They invested $24 million into dozens of properties, but none of them are habitable. What a boondoggle, you say. What’d they do, sink their money into swampland in Florida? No, actually it’s prime real estate in choice locations in Ontario and Quebec – and they’re planning to expand!
The reason no one can live or work in any of these homes and commercial spaces is because they’re just too small.
Welcome to Little Canada – the miniaturized world of iconic Canadian landmarks and scenes of daily life, at a 1:87 scale (the most popular size for model railways), which officially opened to the public on August 5.
Visitors can now see the result of 10 years of planning and 180,000 hours of labour at this new exhibit across from Yonge-Dundas Square in Toronto.
For the amount of time, money and effort involved, investors could easily have purchased a few dozen houses in Vancouver and watched their money grow. But this project has a different mission – to amuse, excite and entertain visitors.
Little Canada is the brainchild of Dutchman Jean-Louis Brenninkmeijer, a Canadian immigrant who left a lucrative family business 10 years ago to start this passion project full-time.
As a child, he enjoyed assembling model trains and the hobby was reignited when he quit his last job. When he moved to Canada, Brenninkmeijer began learning about the country while helping his children with their schoolwork and was intrigued by this vast and diverse land. But it was a visit to a large model train display in Hamburg that helped him develop a vision for a similar miniature world in Canada.
Soon he teamed up with David MacLean, a civil engineer and former president of The Model Railroad Club of Toronto to begin planning what some considered an unfathomable idea.
Brenninkmeijer estimates he’s spent about $10 million of his own money, while the rest has come from relatives, local businesses and other investors.
The exhibit, which occupies a 45,000-sq.-ft. location at 10 Dundas St. E. has five destinations so far: Niagara, the Golden Horseshoe, Toronto, Ottawa and Quebec.
You’ll see paddlers on the Don River, teensy fans in the Scotiabank Arena, the Maid of the Mist boat transporting tourists beneath the roaring falls and 1960s-era toy-sized cars parked outside the first Tim Hortons Donuts in Hamilton. At the miniature Château Laurier hotel in Little Ottawa, each member of the Little Canada team got a chance to design the interior of one suite.
Interspersed between familiar landmarks are over 5,000 trees and 300 autonomous cars zipping across the roadways. And every 15 minutes, day turns to night when streetlights and office towers are illuminated by thousands of LEDs.
It isn’t surprising to learn that digital artists, sculptors, painters and mechatronics specialists were needed to build this miniature landscape.

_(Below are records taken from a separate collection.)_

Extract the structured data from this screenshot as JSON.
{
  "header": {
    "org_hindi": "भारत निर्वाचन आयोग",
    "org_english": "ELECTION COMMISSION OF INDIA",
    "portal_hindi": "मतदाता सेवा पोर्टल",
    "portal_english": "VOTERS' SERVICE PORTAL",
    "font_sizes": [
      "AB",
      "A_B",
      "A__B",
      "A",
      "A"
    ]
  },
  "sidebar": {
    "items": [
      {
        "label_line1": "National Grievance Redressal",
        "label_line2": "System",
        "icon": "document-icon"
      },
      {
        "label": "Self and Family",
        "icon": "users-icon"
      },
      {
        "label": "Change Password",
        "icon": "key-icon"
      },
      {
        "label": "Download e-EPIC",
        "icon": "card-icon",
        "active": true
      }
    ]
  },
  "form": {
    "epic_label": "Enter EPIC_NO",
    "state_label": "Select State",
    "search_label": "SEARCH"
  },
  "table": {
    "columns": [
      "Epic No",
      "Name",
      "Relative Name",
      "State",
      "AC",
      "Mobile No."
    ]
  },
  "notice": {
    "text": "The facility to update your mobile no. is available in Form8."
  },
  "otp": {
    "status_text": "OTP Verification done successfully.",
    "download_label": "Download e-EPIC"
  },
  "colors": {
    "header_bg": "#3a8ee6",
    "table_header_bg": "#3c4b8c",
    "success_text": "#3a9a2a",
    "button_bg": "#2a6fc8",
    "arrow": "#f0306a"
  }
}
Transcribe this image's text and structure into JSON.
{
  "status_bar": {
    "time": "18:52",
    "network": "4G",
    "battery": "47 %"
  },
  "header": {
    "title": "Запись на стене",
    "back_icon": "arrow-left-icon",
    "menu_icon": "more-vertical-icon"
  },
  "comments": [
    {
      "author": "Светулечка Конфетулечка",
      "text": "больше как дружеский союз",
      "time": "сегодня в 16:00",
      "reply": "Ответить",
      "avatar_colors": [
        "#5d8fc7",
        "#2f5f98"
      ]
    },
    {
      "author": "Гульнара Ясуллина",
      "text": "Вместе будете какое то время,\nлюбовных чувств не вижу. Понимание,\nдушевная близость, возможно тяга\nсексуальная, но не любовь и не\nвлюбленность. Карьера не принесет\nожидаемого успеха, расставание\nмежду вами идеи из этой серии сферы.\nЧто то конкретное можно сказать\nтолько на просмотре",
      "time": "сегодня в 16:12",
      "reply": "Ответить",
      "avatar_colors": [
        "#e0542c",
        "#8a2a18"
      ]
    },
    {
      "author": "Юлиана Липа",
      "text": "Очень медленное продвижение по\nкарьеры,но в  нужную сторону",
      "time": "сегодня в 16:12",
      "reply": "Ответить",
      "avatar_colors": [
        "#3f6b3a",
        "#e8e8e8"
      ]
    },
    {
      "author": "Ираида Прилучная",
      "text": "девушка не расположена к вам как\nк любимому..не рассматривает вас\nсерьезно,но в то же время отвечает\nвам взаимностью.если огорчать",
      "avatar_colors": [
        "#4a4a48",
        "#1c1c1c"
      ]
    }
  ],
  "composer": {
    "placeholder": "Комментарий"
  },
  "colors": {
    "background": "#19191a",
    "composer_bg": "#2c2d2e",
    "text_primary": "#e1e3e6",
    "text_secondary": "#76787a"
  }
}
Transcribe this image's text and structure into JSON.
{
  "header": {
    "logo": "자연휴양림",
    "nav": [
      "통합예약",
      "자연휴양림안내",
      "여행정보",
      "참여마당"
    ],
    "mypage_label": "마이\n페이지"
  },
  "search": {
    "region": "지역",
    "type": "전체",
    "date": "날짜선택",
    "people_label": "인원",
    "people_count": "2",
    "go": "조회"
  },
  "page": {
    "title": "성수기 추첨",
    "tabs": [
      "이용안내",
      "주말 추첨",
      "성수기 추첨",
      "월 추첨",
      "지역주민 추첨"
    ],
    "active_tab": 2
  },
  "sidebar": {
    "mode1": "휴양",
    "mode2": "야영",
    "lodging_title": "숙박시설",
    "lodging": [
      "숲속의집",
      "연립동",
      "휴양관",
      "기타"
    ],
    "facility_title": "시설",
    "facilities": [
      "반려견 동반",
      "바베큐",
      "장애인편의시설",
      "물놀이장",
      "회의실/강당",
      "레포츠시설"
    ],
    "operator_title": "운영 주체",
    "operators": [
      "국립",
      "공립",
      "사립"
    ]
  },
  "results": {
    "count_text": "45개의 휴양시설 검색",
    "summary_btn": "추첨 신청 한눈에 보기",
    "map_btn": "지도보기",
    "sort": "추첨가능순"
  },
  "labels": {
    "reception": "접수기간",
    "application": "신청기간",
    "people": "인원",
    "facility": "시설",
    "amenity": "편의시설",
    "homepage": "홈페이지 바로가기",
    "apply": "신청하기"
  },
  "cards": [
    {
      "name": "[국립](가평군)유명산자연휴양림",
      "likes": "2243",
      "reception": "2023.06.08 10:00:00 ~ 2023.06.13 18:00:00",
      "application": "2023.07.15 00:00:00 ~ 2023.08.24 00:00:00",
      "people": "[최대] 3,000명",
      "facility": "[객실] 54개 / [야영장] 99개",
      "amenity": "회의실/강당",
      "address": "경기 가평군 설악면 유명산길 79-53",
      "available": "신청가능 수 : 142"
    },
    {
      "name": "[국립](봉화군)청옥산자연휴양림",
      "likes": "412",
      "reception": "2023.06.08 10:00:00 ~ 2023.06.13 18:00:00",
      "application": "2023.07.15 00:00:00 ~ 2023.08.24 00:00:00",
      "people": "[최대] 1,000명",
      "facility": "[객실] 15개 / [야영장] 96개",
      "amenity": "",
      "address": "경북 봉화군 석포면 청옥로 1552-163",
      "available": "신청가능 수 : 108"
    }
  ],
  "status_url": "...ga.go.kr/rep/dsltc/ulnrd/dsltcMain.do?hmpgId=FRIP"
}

But you may not have expected that electricians, plumbers, engineers and architects (think of scale models done by architectural firms) were also hired. You’d think these were real buildings! Who knew?
Every real estate agent knows the mantra of location, location, location. In Little Canada, location is important too but for a different reason. Here the properties in the foreground (or closest to the viewer, known as the A level) are more detailed, so they take longer to make and by extension are more valuable. It doesn’t make sense to invest as much time in details of miniature structures on the back third, or C level, as they’re harder to see.
Even structures midway on the exhibit can take time. Alex Kung, an engineer working in the onsite maker area, says he spent four months constructing a miniature Honest Ed’s, the quirky department store that, until it was demolished recently, stood at the corner of Bathurst and Bloor in Toronto for many years.
While a colleague did the laser cutting, Kung decided on the scale, designed the sign, did the painting and installed the fibre optics, which allow for the bending and bundling of lights.
Stay tuned for future “little” destinations that will include Canada’s North, East Coast, Prairies, Rockies, West Coast and Montreal.
Diane Slawych is a contributing writer for REM.